[DATA — start]
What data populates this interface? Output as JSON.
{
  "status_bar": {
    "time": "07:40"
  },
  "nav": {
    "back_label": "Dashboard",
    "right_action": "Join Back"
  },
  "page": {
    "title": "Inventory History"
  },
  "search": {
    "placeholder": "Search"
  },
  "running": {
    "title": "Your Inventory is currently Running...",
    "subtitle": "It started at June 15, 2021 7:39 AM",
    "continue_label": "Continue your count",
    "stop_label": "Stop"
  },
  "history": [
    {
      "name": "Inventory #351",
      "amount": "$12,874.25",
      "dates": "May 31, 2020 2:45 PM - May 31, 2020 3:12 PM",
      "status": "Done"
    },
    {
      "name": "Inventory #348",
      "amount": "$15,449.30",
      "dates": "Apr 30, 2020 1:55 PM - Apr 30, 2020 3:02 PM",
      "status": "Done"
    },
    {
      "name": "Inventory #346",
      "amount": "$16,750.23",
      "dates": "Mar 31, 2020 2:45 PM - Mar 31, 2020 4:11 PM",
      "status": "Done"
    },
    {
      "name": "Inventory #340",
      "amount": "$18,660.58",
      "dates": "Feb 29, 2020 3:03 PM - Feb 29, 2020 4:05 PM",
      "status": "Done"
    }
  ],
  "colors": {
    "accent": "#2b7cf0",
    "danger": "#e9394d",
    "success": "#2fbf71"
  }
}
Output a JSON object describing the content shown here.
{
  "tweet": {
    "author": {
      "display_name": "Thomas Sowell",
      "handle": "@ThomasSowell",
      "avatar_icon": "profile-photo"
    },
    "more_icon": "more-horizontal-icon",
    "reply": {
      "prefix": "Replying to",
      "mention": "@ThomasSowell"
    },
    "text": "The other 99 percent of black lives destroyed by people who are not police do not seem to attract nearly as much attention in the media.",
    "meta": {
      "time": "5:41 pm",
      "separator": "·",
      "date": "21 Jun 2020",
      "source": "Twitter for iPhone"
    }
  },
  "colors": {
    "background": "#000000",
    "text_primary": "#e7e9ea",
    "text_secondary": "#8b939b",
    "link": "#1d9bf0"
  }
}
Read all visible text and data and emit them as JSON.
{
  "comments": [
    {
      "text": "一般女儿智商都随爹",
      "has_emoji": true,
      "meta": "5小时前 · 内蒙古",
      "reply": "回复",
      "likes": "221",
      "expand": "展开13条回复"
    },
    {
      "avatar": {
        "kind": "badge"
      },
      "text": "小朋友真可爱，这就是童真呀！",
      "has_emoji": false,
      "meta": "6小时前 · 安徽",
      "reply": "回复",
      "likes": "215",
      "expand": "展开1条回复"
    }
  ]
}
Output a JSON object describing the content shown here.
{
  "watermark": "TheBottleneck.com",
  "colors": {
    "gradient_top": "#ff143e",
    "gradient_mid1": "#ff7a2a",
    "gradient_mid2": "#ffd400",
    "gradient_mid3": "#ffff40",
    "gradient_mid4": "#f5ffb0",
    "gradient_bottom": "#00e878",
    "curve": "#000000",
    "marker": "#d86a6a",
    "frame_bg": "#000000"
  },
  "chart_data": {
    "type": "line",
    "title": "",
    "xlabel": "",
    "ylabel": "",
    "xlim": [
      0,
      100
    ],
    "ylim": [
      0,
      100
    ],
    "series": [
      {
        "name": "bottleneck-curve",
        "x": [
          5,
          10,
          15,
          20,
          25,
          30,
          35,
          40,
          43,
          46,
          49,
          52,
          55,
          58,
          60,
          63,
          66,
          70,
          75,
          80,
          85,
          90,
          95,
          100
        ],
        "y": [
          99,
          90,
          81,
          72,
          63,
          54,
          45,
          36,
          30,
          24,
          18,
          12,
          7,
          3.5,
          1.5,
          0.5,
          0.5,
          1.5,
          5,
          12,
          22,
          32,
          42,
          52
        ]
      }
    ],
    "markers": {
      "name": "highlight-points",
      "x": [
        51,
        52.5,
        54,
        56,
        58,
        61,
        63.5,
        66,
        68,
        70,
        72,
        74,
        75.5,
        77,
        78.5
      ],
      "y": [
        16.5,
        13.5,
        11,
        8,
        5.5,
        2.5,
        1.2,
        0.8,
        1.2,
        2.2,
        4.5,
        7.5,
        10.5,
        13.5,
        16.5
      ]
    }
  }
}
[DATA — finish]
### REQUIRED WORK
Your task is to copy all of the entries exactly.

### REPLY
What data populates this interface? Output as JSON.
{
  "status_bar": {
    "time": "07:40"
  },
  "nav": {
    "back_label": "Dashboard",
    "right_action": "Join Back"
  },
  "page": {
    "title": "Inventory History"
  },
  "search": {
    "placeholder": "Search"
  },
  "running": {
    "title": "Your Inventory is currently Running...",
    "subtitle": "It started at June 15, 2021 7:39 AM",
    "continue_label": "Continue your count",
    "stop_label": "Stop"
  },
  "history": [
    {
      "name": "Inventory #351",
      "amount": "$12,874.25",
      "dates": "May 31, 2020 2:45 PM - May 31, 2020 3:12 PM",
      "status": "Done"
    },
    {
      "name": "Inventory #348",
      "amount": "$15,449.30",
      "dates": "Apr 30, 2020 1:55 PM - Apr 30, 2020 3:02 PM",
      "status": "Done"
    },
    {
      "name": "Inventory #346",
      "amount": "$16,750.23",
      "dates": "Mar 31, 2020 2:45 PM - Mar 31, 2020 4:11 PM",
      "status": "Done"
    },
    {
      "name": "Inventory #340",
      "amount": "$18,660.58",
      "dates": "Feb 29, 2020 3:03 PM - Feb 29, 2020 4:05 PM",
      "status": "Done"
    }
  ],
  "colors": {
    "accent": "#2b7cf0",
    "danger": "#e9394d",
    "success": "#2fbf71"
  }
}
Output a JSON object describing the content shown here.
{
  "tweet": {
    "author": {
      "display_name": "Thomas Sowell",
      "handle": "@ThomasSowell",
      "avatar_icon": "profile-photo"
    },
    "more_icon": "more-horizontal-icon",
    "reply": {
      "prefix": "Replying to",
      "mention": "@ThomasSowell"
    },
    "text": "The other 99 percent of black lives destroyed by people who are not police do not seem to attract nearly as much attention in the media.",
    "meta": {
      "time": "5:41 pm",
      "separator": "·",
      "date": "21 Jun 2020",
      "source": "Twitter for iPhone"
    }
  },
  "colors": {
    "background": "#000000",
    "text_primary": "#e7e9ea",
    "text_secondary": "#8b939b",
    "link": "#1d9bf0"
  }
}
Read all visible text and data and emit them as JSON.
{
  "comments": [
    {
      "text": "一般女儿智商都随爹",
      "has_emoji": true,
      "meta": "5小时前 · 内蒙古",
      "reply": "回复",
      "likes": "221",
      "expand": "展开13条回复"
    },
    {
      "avatar": {
        "kind": "badge"
      },
      "text": "小朋友真可爱，这就是童真呀！",
      "has_emoji": false,
      "meta": "6小时前 · 安徽",
      "reply": "回复",
      "likes": "215",
      "expand": "展开1条回复"
    }
  ]
}
Output a JSON object describing the content shown here.
{
  "watermark": "TheBottleneck.com",
  "colors": {
    "gradient_top": "#ff143e",
    "gradient_mid1": "#ff7a2a",
    "gradient_mid2": "#ffd400",
    "gradient_mid3": "#ffff40",
    "gradient_mid4": "#f5ffb0",
    "gradient_bottom": "#00e878",
    "curve": "#000000",
    "marker": "#d86a6a",
    "frame_bg": "#000000"
  },
  "chart_data": {
    "type": "line",
    "title": "",
    "xlabel": "",
    "ylabel": "",
    "xlim": [
      0,
      100
    ],
    "ylim": [
      0,
      100
    ],
    "series": [
      {
        "name": "bottleneck-curve",
        "x": [
          5,
          10,
          15,
          20,
          25,
          30,
          35,
          40,
          43,
          46,
          49,
          52,
          55,
          58,
          60,
          63,
          66,
          70,
          75,
          80,
          85,
          90,
          95,
          100
        ],
        "y": [
          99,
          90,
          81,
          72,
          63,
          54,
          45,
          36,
          30,
          24,
          18,
          12,
          7,
          3.5,
          1.5,
          0.5,
          0.5,
          1.5,
          5,
          12,
          22,
          32,
          42,
          52
        ]
      }
    ],
    "markers": {
      "name": "highlight-points",
      "x": [
        51,
        52.5,
        54,
        56,
        58,
        61,
        63.5,
        66,
        68,
        70,
        72,
        74,
        75.5,
        77,
        78.5
      ],
      "y": [
        16.5,
        13.5,
        11,
        8,
        5.5,
        2.5,
        1.2,
        0.8,
        1.2,
        2.2,
        4.5,
        7.5,
        10.5,
        13.5,
        16.5
      ]
    }
  }
}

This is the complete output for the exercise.